In a major milestone for quantum-physics , thousands of molecules are induced to share an same quantum state, dancing together in unison like one huge super molecule.
This is a goal long-sought by physicists, who hope to harness complex quantum systems for technological applications – but getting a bunch of unruly molecules to figure together is on an issue par with herding cats.
“People are trying to try to to this for many years , so we’re very excited,” said physicist Cheng Chin from the University of Chicago.
“I hope this will open new fields in many-body quantum chemistry. There’s evidence that there are tons of discoveries waiting out there.”
The concept of the many particles acting together together big particle – sharing their quantum states – isn’t a latest one. We’ve achieved it and experimented with it for many years with clouds of single atoms in a state of matter called a Bose-Einstein condensate.
These are formed from atoms cooled to only a fraction above absolute zero temp. This causes them to sink to their lowest-energy state, moving extremely slowly in order that their energy differences disappear, leading them to overlap in quantum superposition.
The result’s a high-density cloud of atoms that acts like one ‘super atom‘ or matter wave.
Molecules, however, are made from multiple atoms bound together, and thus are lot more harder to tame during this way.
“Atoms are simple spherical objects, whereas molecules can vibrate, rotate, carry small magnets,” Chin explained. “Because molecules can do numerous various things , it makes them more useful, and at same time much harder to control.”
To create their molecular Bose-Einstein condensate, the team, led by physicist Zhendong Zhang from the University of Chicago, started with an atomic Bose-Einstein condensate, employing a gas of 60,000 cesium atoms.
Next, they cooled the condensate even further and ramped the magnetic flux in order that around 15% of the cesium atoms collided and bound together in pairs to make dicesium molecules. The unbound atoms were ejected from the trap, and a magnetic flux gradient was applied to levitate and constrain the remaining molecules during a two-dimensional configuration.

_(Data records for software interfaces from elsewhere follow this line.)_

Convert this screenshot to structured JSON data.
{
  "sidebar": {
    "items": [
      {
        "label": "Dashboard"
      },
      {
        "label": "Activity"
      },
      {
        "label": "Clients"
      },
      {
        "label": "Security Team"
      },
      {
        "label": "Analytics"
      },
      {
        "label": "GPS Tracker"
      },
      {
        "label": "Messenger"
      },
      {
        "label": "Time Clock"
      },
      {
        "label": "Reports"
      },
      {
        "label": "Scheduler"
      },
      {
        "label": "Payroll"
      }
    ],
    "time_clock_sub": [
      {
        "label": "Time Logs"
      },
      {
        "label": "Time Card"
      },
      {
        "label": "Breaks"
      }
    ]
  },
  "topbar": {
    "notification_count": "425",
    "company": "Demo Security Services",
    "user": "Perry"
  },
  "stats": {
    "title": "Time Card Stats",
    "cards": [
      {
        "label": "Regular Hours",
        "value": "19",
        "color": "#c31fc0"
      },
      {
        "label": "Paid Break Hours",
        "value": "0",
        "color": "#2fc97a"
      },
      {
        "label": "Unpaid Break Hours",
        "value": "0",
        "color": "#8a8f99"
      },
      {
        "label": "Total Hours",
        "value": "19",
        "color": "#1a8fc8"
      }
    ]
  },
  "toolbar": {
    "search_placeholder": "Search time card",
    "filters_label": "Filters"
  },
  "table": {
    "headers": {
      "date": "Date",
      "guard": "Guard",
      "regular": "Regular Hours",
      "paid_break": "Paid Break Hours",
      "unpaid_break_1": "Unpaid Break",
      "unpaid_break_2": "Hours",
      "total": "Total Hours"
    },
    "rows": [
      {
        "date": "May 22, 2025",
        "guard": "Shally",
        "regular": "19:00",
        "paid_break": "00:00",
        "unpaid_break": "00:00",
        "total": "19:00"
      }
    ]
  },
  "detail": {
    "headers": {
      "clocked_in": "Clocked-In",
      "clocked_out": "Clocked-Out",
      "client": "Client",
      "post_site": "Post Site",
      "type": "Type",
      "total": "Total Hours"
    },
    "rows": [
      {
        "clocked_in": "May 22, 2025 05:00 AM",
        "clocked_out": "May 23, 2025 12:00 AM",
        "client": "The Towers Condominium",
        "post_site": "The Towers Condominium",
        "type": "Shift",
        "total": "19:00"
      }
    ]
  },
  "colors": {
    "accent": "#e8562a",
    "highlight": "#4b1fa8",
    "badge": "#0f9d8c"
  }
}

“Typically, molecules want to maneuver in all directions, and if you permit that, they’re much less stable,” Chin said. “We confined the molecules in order that they’re on a 2D surface and may only move in two directions.”
The resulting gas was made from molecules that the scientists found were all occupying an same quantum state, with same spins, orientation, and vibration.
We’re yet to explore what a molecular Bose-Einstein condensate can do – but this is often a big step therein direction, providing an empty canvas for future experiments.
Not only for the molecular condensate itself, either, except for the transition between atomic and molecular Bose-Einstein condensates. Exploring how this works will help scientists streamline the method , so we will develop condensates with other molecules which will be easier to take care of or more efficient for various technological applications.
“In normal way to think-about chemistry, you think that a few few atoms and molecules colliding and forming new molecule,” Chin said.
“But within the quantum regime, all molecules act together, in collective behavior. This opens an entire new thanks to explore how molecules can all react together to become new type of molecule.”
This research has been published on nature